Friday, Sept. 15 marks the first day of a month-long celebration of Latino American citizens, their cultures and contributions known as National Hispanic Heritage Month.
On Wednesday, President Donald Trump signed the observation’s annual proclamation, which highlighted Hispanic Americans as a “testament to the American promise that anyone can succeed in the United States through hard work.”
Here are five things to know about Hispanic Heritage Month:
What is National Hispanic Heritage Month?
According to the official website, the month-long celebration of the country’s 57 million Latino-American citizens “pays tribute to the generations of Hispanic Americans who have positively influenced and enriched our nation and society.”
Which countries or regions are celebrated?
Hispanic American citizens have ancestors from Spain, Mexico, the Caribbean and countries in Central and South America.
When did National Hispanic Heritage Month begin?
It all began in 1968 under President Lyndon Johnson. Congress passed Public Law 90-498, which authorized and requested the President to issue an official annual proclamation of Hispanic Heritage Week.
Congress later passed Public Law 100-402, which amended the previous law to establish a month-long celebration, on Aug. 17, 1988.
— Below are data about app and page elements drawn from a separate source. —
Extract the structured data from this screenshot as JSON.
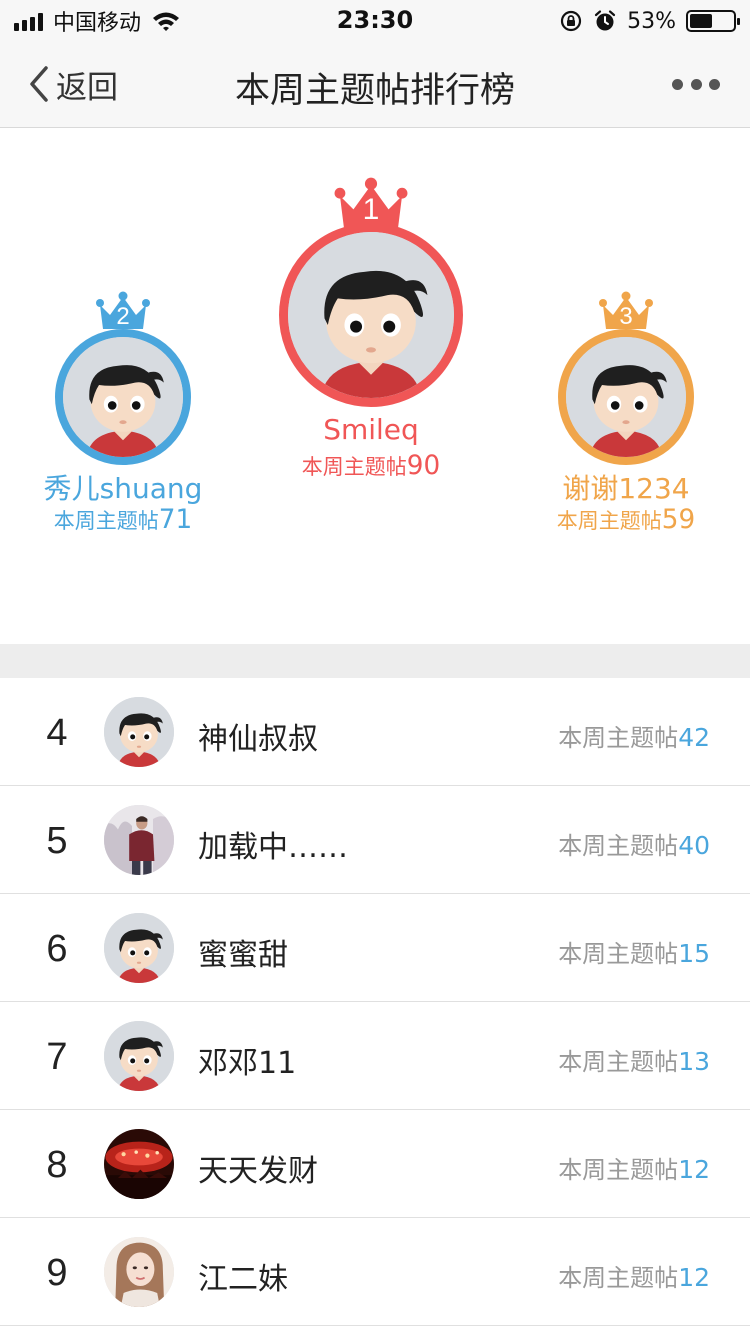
{
  "status_bar": {
    "carrier": "中国移动",
    "time": "23:30",
    "battery_percent": "53%",
    "battery_level": 0.53,
    "icons": [
      "signal-icon",
      "wifi-icon",
      "rotation-lock-icon",
      "alarm-icon",
      "battery-icon"
    ]
  },
  "nav": {
    "back_label": "返回",
    "title": "本周主题帖排行榜",
    "more_icon": "more-dots-icon"
  },
  "colors": {
    "first": "#f05656",
    "second": "#4aa6dd",
    "third": "#f0a54a",
    "count_accent": "#4aa6dd"
  },
  "podium": {
    "first": {
      "rank": "1",
      "name": "Smileq",
      "count_label": "本周主题帖",
      "count": "90"
    },
    "second": {
      "rank": "2",
      "name": "秀儿shuang",
      "count_label": "本周主题帖",
      "count": "71"
    },
    "third": {
      "rank": "3",
      "name": "谢谢1234",
      "count_label": "本周主题帖",
      "count": "59"
    }
  },
  "ranking": [
    {
      "rank": "4",
      "name": "神仙叔叔",
      "count_label": "本周主题帖",
      "count": "42",
      "avatar": "cartoon-boy"
    },
    {
      "rank": "5",
      "name": "加载中……",
      "count_label": "本周主题帖",
      "count": "40",
      "avatar": "photo-person-snow"
    },
    {
      "rank": "6",
      "name": "蜜蜜甜",
      "count_label": "本周主题帖",
      "count": "15",
      "avatar": "cartoon-boy"
    },
    {
      "rank": "7",
      "name": "邓邓11",
      "count_label": "本周主题帖",
      "count": "13",
      "avatar": "cartoon-boy"
    },
    {
      "rank": "8",
      "name": "天天发财",
      "count_label": "本周主题帖",
      "count": "12",
      "avatar": "photo-red-lights"
    },
    {
      "rank": "9",
      "name": "江二妹",
      "count_label": "本周主题帖",
      "count": "12",
      "avatar": "photo-woman"
    }
  ]
}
Why Sept. 15?
According to the official website, Sept. 15 is the anniversary of independence for multiple Latin American countries, such as Costa Rica, El Salvador, Guatemala, Honduras and Nicaragua.
Several other days during the month are notable as well, including Mexico’s and Chile’s independence days (Sept. 16 and Sept. 18, respectively) as well as Columbus Day on Oct. 12.
What do people do during National Hispanic Heritage Month?
There are festivals, special museum exhibits, cultural events and more all over the country to commemorate National Hispanic Heritage Month.
Some featured exhibits: